The Centers for Medicare & Medicaid Services (CMS) approved a waiver that the state Health and Human Services Commission (HHSC) says allows Texas "to expand Medicaid managed care while preserving hospital funding, provides incentive payments for health care improvements, and directs more funding to hospitals that serve large numbers of uninsured patients." The waiver means Texas will continue receiving federal funds while expanding Medicaid managed care.
Texas Health and Human Services Executive Commissioner Tom Suehs said the waiver "will allow us to replace an archaic federal [hospital] Medicaid funding system with one built around local solutions that rewards hospitals for patient care and innovation. These reforms will allow us to ensure the best, most efficient use of Medicaid funding and improve services for Texans."
An HHSC news release said Gov. Rick Perry and the legislature directed HHSC to apply for the waiver "to identify innovative, state-based solutions to Texas' health care needs.
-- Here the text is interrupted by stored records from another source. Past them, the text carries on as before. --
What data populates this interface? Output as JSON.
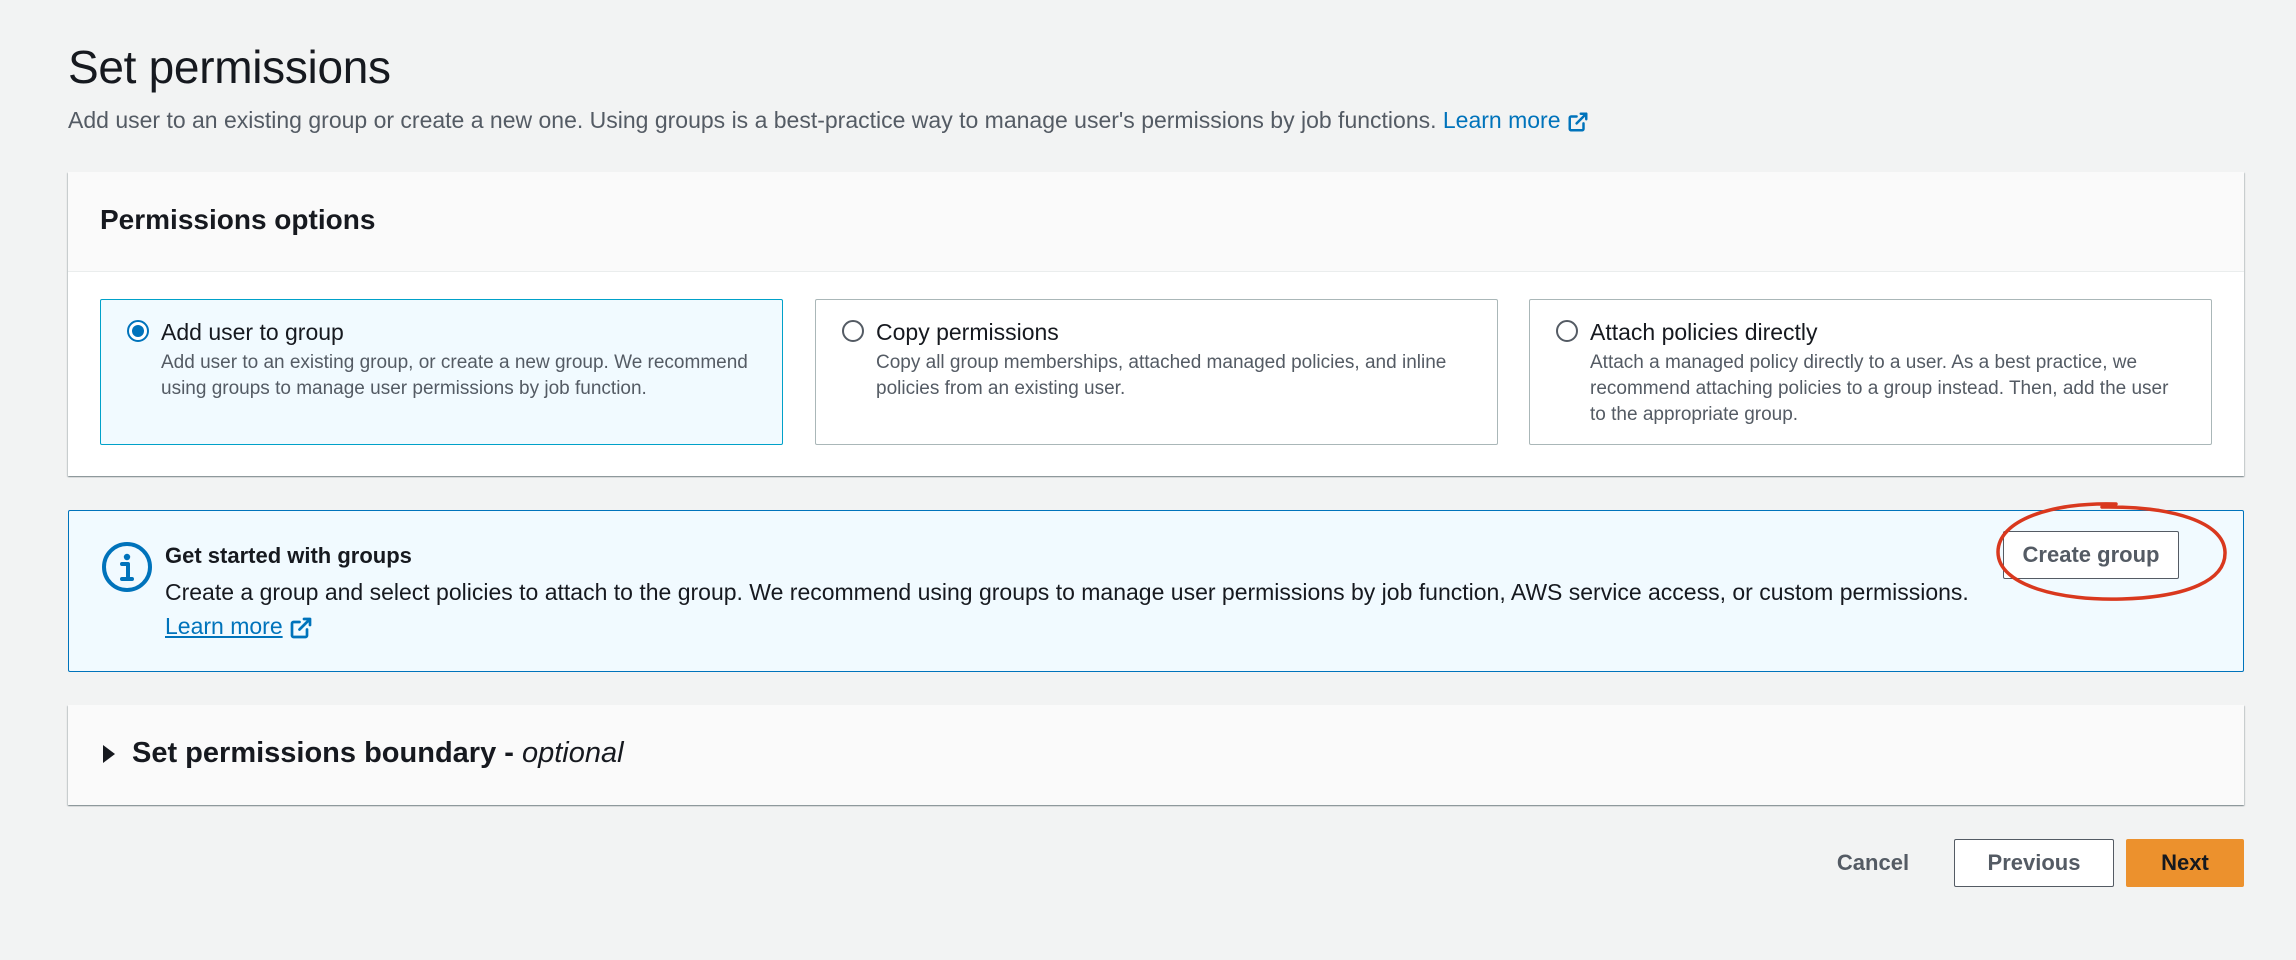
{
  "header": {
    "title": "Set permissions",
    "description": "Add user to an existing group or create a new one. Using groups is a best-practice way to manage user's permissions by job functions.",
    "learn_more": "Learn more"
  },
  "permissions_options": {
    "title": "Permissions options",
    "options": [
      {
        "label": "Add user to group",
        "description": "Add user to an existing group, or create a new group. We recommend using groups to manage user permissions by job function.",
        "selected": true
      },
      {
        "label": "Copy permissions",
        "description": "Copy all group memberships, attached managed policies, and inline policies from an existing user.",
        "selected": false
      },
      {
        "label": "Attach policies directly",
        "description": "Attach a managed policy directly to a user. As a best practice, we recommend attaching policies to a group instead. Then, add the user to the appropriate group.",
        "selected": false
      }
    ]
  },
  "groups_alert": {
    "title": "Get started with groups",
    "body": "Create a group and select policies to attach to the group. We recommend using groups to manage user permissions by job function, AWS service access, or custom permissions.",
    "learn_more": "Learn more",
    "create_group_label": "Create group"
  },
  "boundary_section": {
    "title": "Set permissions boundary - ",
    "optional": "optional"
  },
  "footer": {
    "cancel_label": "Cancel",
    "previous_label": "Previous",
    "next_label": "Next"
  },
  "colors": {
    "link": "#0073bb",
    "primary_button": "#ec912d",
    "selected_tile_bg": "#f1faff",
    "annotation_circle": "#d9381e"
  },
  "icons": [
    "external-link-icon",
    "info-icon",
    "caret-right-icon",
    "radio-selected-icon",
    "radio-empty-icon"
  ]
}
Under the waiver, communities and hospitals will form regional health partnerships that support more localized health care solutions. The partnerships will identify ways to improve health services that address the specific needs of their region in order to qualify for incentive payments. These projects will be monitored and measured to ensure the funding is used efficiently and effectively."
Projects that might be funded under the waiver include initiatives to expand availability of primary and specialty physician services, implement the medical home model, reduce inappropriate use of emergency centers, and improve care for diabetics.
HHSC has said it expects hospital districts to work with county medical societies to develop regional plans. In October, TMA President C. Bruce Malone, MD, and John Holcomb, MD, chair of TMA's Select Committee on Medicaid, CHIP, and the Uninsured, wrote HHSC officials to urge them to involve physicians in the process. They said the success of the regional partnerships "will depend on collaboration and cooperation with local physicians and other stakeholders."
The state's Medicaid managed care program pays health plans a monthly fee to cover treatment of patients on Medicaid. Federal rules generally mean that states that expand managed care see a reduction in funding to hospitals under the Medicaid Upper Payment Limit program. Without the waiver, safety net hospitals in the state would have lost about $3 billion a year in supplemental funding.
HHSC says hospitals with uninsured patients "will continue to receive funding to care for them, as well as physician, clinic, and other services, and traditional inpatient costs. The waiver does not change who is eligible to get Medicaid or the services they can receive."
Family Planning Feud
CMS did not approve the state's Women's Health Waiver request, thus Texas cannot prohibit Medicaid recipients from receiving care at family planning clinics that perform abortions. The government said federal law does not permit such a restriction.
That prompted Governor Perry to say, "The Obama Administration is playing politics by holding women's health care hostage because of Texas' pro-life policies, sacrificing the health of millions of Texas women in the name of their pro-abortion agenda."
Other Services Expanded
Medicaid also announced:
- Tobacco cessation counseling will become a Medicaid benefit for pregnant women between ages 10 and 55 on Jan. 1.
- Starting March 1, physicians will have the option to submit electronic claims to the Texas Medicaid & Healthcare Partnership for services to Medicaid clients whose benefits are administered by a Medicaid managed care organization. This means physicians will be able to submit all their Medicaid claims – fee-for-service and HMO claims – to a single entity rather than to multiple ones. TMA lobbied for the change during the legislative session as a way to reduce the administrative complexity and cost of the Medicaid program.
Action, Dec. 16, 2011